Development and running costs
Again, I will not go into all the grueling details that no one wants to know about. Instead, I will use the data we've collected over the last couple of years, for games like Snowdonia: Deluxe Master Set, Yedo: Deluxe Master Set, or Dark Ages. Each of these games needed about 1800 hours of work invested in them, spread over game development* and testing, art direction, marketing, sales, administration, etc.
*To develop a game it's safe to assume that you're going to spend at least 500 hours of work. To develop a big game, you'd need twice as much time. This includes internal and external testing, rules creation and proofing, blind tests, adjustment, etc. But a publishing company has a bunch of other costs, which I simply accounted for in working hours spent.
The second factor is the cost of an hour of work, and this depends a lot on your place of business. This can vary between under $7 in Bulgaria to over $45 in Denmark.
The official hourly cost of labor in the European Union is €32.5= $37.6 and in USA it is $36.5. But we'll use a more conservative estimation of $25. With 1500 hours spent, the total is $37.5K, and spread per game box accounts for $9.375.
We draw the line again and we're left with: $19.425.
Returns, replacement parts, currency conversion are some of the few obvious other costs that are almost inevitable. You only get to learn about these costs a few years after a crowdfunding campaign ends, and we've only learned to account for them after several years of practice. An low estimation is $1 per copy, while a high one is $2 per copy. Let's take a number in between and go with $1.4. We draw the line one final time, as we're left with $18.025, rounding it down to $18.
The game cost on Kickstarter/Gamefound (without shipping): $100
- KS/GF fees: $5
- Stripe: $3.2
- designer royalties: $4.5
- pledge manager fees: $2.5
- production: $25
- shipping to fulfillment centers: $11
- fulfillment (subsidized cost): $10
- marketing: $6.25
- artwork: $3.75
- game development and company running costs: $9.375
- others: $1.4
Left after all costs: $18 (in fact $18.025, but we'll round down).
Taxes do kick in, and in Poland we'd pay 19% profit tax, leaving us with $14.6, for an effective profitability of 14.6%.
All the costs which do not scale up with the number of copies (art, development, molds for minis, etc.) are significantly diluted if your campaign gains more backers than you originally assumed. We've been fortunate to meet our internally set limits on almost every campaign, and we've had a campaign or two which exceeded our potential best outcome, but we've need be in the realm of tens of thousands of backers. I can only assume that profitability increases, but so does the effort of fulfillment, and other costs may arise.
This is a theoretical model, and I've heard of campaigns with a profitability rate of 30%, but I've also heard of campaigns with more than $1M raised which ended up losing money.
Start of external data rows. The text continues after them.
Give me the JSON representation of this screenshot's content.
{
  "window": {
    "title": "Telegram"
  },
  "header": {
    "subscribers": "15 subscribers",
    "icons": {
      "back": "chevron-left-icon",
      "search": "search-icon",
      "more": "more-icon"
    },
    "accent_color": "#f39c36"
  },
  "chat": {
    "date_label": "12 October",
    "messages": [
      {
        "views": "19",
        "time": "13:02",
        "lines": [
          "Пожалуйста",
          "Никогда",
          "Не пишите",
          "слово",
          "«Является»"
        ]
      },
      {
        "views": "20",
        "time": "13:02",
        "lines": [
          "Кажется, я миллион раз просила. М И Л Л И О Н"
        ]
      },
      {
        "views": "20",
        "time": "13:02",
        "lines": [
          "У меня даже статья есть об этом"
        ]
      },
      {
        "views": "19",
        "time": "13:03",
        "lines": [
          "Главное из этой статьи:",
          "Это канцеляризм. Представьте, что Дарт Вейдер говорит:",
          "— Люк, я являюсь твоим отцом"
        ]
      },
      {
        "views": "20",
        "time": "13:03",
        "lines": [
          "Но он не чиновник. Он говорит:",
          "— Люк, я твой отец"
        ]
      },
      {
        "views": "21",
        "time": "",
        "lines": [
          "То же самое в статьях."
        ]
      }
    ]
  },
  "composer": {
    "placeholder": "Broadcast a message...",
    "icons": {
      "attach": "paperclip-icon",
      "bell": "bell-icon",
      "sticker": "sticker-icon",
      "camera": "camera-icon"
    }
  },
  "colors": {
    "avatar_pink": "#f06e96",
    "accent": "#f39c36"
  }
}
Stretch goals are the usual culprit in the later case, but soaring shipping costs have also made a few victims lately.
There is no certain success recipe, but crowd funding can be fairly profitable when done well, and it can allow small publishers to make a huge leap forward.
When one designs and published board games for a living, one tends to rant a lot about it. This is where we do that, the folks involved with Board & Dice and our special friends and supporters. We'll post here our ideas about gaming, about life, about gaming more often than not, about the specific challenges of making a business out of a hobby and... did we mention games?
08 Nov 2021
- [+] Dice rolls